The girls are needle point organized, I think however that this ideal is adopted throughout their time here to gain a sense of control on what seems to be an uncontrollable situation.
Time passes by so slowly here, eternity’s definition should be Hasharon.
I tried to make games for the girls, even to get them to meditate or try and change up the mood a little. It worked, for about 5 minutes and then I realized, horrible things are meant to be horrible. There is no bright side to unjust incarceration.
Alaa Abu Zaytoon just 21 years old has served a year and three months since her arrest. She was sentenced to two years.
The entire time Abu Zaytoon kept recounting the time she has left of her sentence. Her dream is to have a baby girl and name her Nagham, “so she can be my music,” she used to say.
Alaa, had the patience to sit down with my stiff hands and teach me how to craft jewelery and to do my laundry with the supplies we were allowed.
She had such a whimsical voice and was constantly making fun of everyone.
Alaa is patience.

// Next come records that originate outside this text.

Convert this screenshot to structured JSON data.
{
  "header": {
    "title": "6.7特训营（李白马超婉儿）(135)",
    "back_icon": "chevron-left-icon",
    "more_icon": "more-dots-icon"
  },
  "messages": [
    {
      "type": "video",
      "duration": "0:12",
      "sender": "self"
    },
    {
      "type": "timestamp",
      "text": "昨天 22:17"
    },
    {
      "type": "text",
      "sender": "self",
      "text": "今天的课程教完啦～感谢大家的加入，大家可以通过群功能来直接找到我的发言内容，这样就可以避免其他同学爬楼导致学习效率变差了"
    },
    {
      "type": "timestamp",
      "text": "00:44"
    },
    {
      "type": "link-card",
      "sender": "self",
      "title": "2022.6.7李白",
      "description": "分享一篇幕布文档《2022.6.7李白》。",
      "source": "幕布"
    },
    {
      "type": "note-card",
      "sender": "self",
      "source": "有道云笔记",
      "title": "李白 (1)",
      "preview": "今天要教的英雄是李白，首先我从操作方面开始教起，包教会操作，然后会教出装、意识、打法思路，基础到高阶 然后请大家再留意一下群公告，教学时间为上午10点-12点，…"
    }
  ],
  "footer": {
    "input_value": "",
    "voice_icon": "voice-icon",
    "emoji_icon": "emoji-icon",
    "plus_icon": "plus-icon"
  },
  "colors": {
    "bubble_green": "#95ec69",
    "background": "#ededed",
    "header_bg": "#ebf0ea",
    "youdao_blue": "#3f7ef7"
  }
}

I recall when I saw my lawyer after a weekend in jail I felt safe again, and then he looked at me and said they’re looking for indictment. I cried and I remember apologizing to my lawyer for crying. Then I saw friends and family in the court and I wanted nothing more than to cry in their arms.
I felt weak. Weak and guilty.
Guilty, because I am showing my weak side out and publicly. We have an indoctrinated dogma that we should always be strong. Never weak. That’s what’s fucking us up. It’s okay to be weak, long as you don’t allow it to control you and stop you from doing what you can. But it’s okay to be weak and to acknowledge it.
We are not invincible superhumans and the world needs to fathom that. Enough with the romanticism. Being here gave me the greatest reality check of all time. Sharing a four by three room with Intisar, Muna, Lena, Alaa, and of course Shireen put things into perspective.
In a few hours I’ll begin the box journey to Ofer again. Hopefully it’s the last time and the final trip I have to make.
I hope to never see these women again, unless it’s when they’re free.
Muna Qaadan, aged 42 with the spirit of a 20 year old was the first prisoner that I met. She’s from Jenin and her detention has been extended for the 14th time by Israeli forces. Muna got engaged in jail and looks forward to being free and married.
She was the one that always gently caresses our hair, or sternly commands us when things need to be done. She was commanding but gentle.
Muna is longing.
This article was originally published on Mariam’s blog, Ramallah Bantustan on May 22, 2014.